The president of Washington-based Volunteer Trustees of Not-For-Profit Hospitals asked for the review in a letter last week to Marcus Owens, head of the IRS' exempt organizations division.
In the letter, Linda Miller, the group's president, said lease agreements between for-profits and not-for-profits "raise serious questions as to whether the nonprofit lessee warrants tax-exempt status."
Miller and her group have been frequent critics of Columbia and not-for-profit hospital conversions.
In the letter, the group spells out two concerns:
While the IRS gives not-for-profit status to the leased institutions, they are being run for the private benefit of the for-profit landlord.

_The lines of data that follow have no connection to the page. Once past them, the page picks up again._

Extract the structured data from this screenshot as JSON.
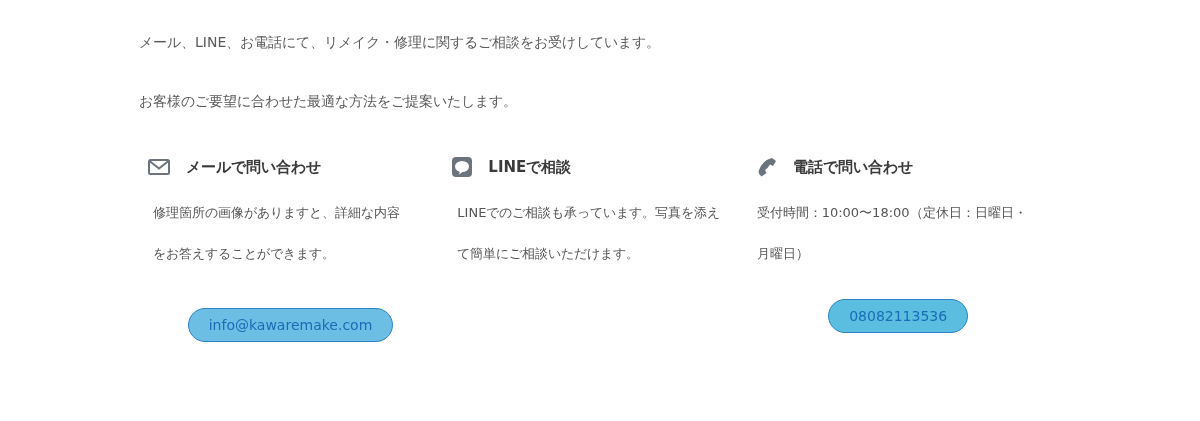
{
  "intro": [
    "メール、LINE、お電話にて、リメイク・修理に関するご相談をお受けしています。",
    "お客様のご要望に合わせた最適な方法をご提案いたします。"
  ],
  "contacts": [
    {
      "kind": "mail",
      "title": "メールで問い合わせ",
      "text": "修理箇所の画像がありますと、詳細な内容をお答えすることができます。",
      "button": "info@kawaremake.com"
    },
    {
      "kind": "line",
      "title": "LINEで相談",
      "text": "LINEでのご相談も承っています。写真を添えて簡単にご相談いただけます。"
    },
    {
      "kind": "phone",
      "title": "電話で問い合わせ",
      "text": "受付時間：10:00〜18:00（定休日：日曜日・月曜日）",
      "button": "08082113536"
    }
  ]
}
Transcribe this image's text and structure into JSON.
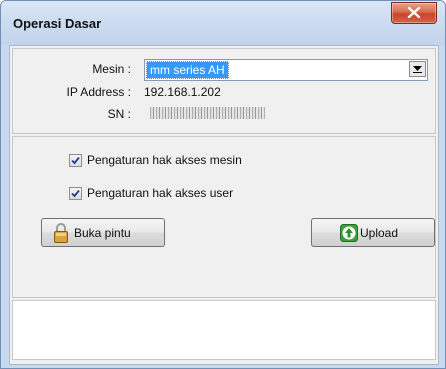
{
  "window": {
    "title": "Operasi Dasar",
    "close_label": "X"
  },
  "device": {
    "machine_label": "Mesin :",
    "machine_value": "mm series AH",
    "ip_label": "IP Address :",
    "ip_value": "192.168.1.202",
    "sn_label": "SN :"
  },
  "options": [
    {
      "label": "Pengaturan hak akses mesin",
      "checked": true
    },
    {
      "label": "Pengaturan hak akses user",
      "checked": true
    }
  ],
  "actions": {
    "open_door_label": "Buka pintu",
    "upload_label": "Upload"
  },
  "icons": {
    "close": "close-icon",
    "dropdown": "chevron-down-icon",
    "check": "check-icon",
    "lock": "lock-icon",
    "upload": "upload-icon"
  },
  "colors": {
    "selection": "#3399ff",
    "titlebar": "#cddcf0",
    "close_button": "#c8452a",
    "upload_icon": "#3aa33a"
  }
}
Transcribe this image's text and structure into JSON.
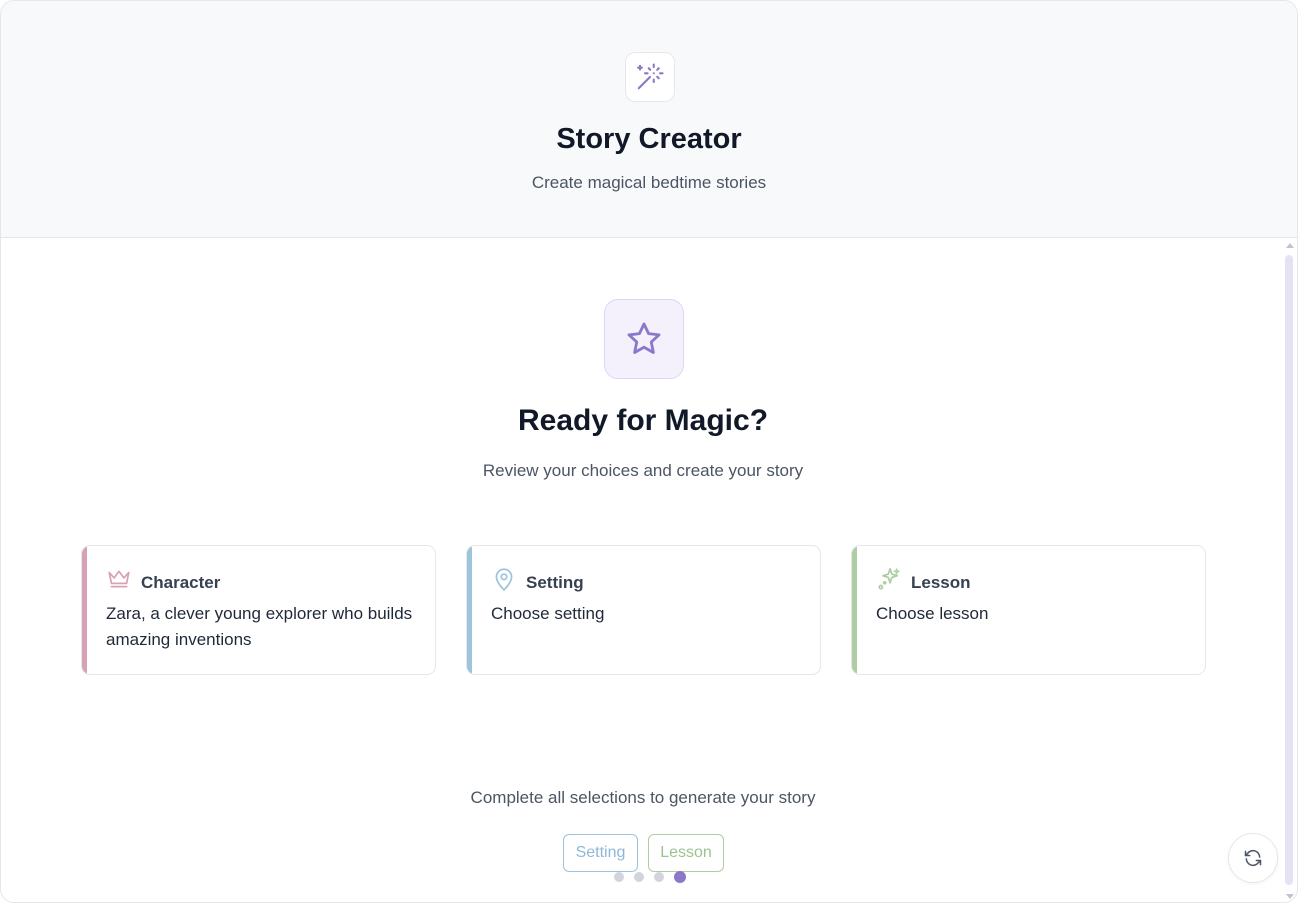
{
  "header": {
    "logo_icon": "magic-wand-icon",
    "title": "Story Creator",
    "subtitle": "Create magical bedtime stories"
  },
  "hero": {
    "icon": "star-icon",
    "title": "Ready for Magic?",
    "subtitle": "Review your choices and create your story"
  },
  "cards": [
    {
      "icon": "crown-icon",
      "title": "Character",
      "value": "Zara, a clever young explorer who builds amazing inventions",
      "accent": "#d8a2b6"
    },
    {
      "icon": "map-pin-icon",
      "title": "Setting",
      "value": "Choose setting",
      "accent": "#9ec3dc"
    },
    {
      "icon": "sparkles-icon",
      "title": "Lesson",
      "value": "Choose lesson",
      "accent": "#aecda2"
    }
  ],
  "status": {
    "message": "Complete all selections to generate your story",
    "missing": [
      "Setting",
      "Lesson"
    ]
  },
  "progress": {
    "steps": 4,
    "current": 4
  },
  "actions": {
    "refresh_icon": "refresh-icon"
  },
  "colors": {
    "brand": "#8b78c9",
    "character_accent": "#d8a2b6",
    "setting_accent": "#9ec3dc",
    "lesson_accent": "#aecda2"
  }
}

Excessive lease and other payments made to for-profit hospital companies are "inappropriate uses of charitable assets-and community healthcare dollars-and constitute private inurement."
Miller could not be reached for comment by deadline.
The only lease deal mentioned by name in the group's letter is one between Nashville-based Columbia and Methodist Healthcare, a 15-hospital system based in Memphis.
The two signed a definitive agreement earlier this summer under which two Columbia hospitals in western Tennessee became part of the Methodist system through a 44-year lease (June 1, p. 4).
"I was really just kind of flabbergasted that she would send a letter like that without talking to us," said Maurice Elliott, chief executive officer of Methodist Healthcare. "The points she makes are way off base."
Miller wrote in the letter that its intent is not to impugn Methodist's motives. Instead, her group wants the IRS to consider when such arrangements deserve tax-exempt status and "when, in truth, they are primarily vehicles for enriching for-profit companies and their stockholders."
Elliott said Methodist hasn't been contacted by the IRS about its lease deal.
"They may look at us; we're not concerned," Elliott said. "We try to operate our business so we don't have to be concerned if they look at us."
Citing a confidentiality agreement, neither Elliott nor a Columbia spokesman would elaborate on the terms of the lease.
However a copy of the lease agreement filed with the Tennessee Health Facilities Commission shows that Methodist is paying a base rent of $12.3 million per year for the hospitals. Methodist will make additional payments based on the hospitals' profitability.
Columbia spokesman Jeff Prescott said the lease deal is not exorbitant.
"We are very confident that rent we are receiving from Methodist for those two hospitals is not beyond fair market value," he said.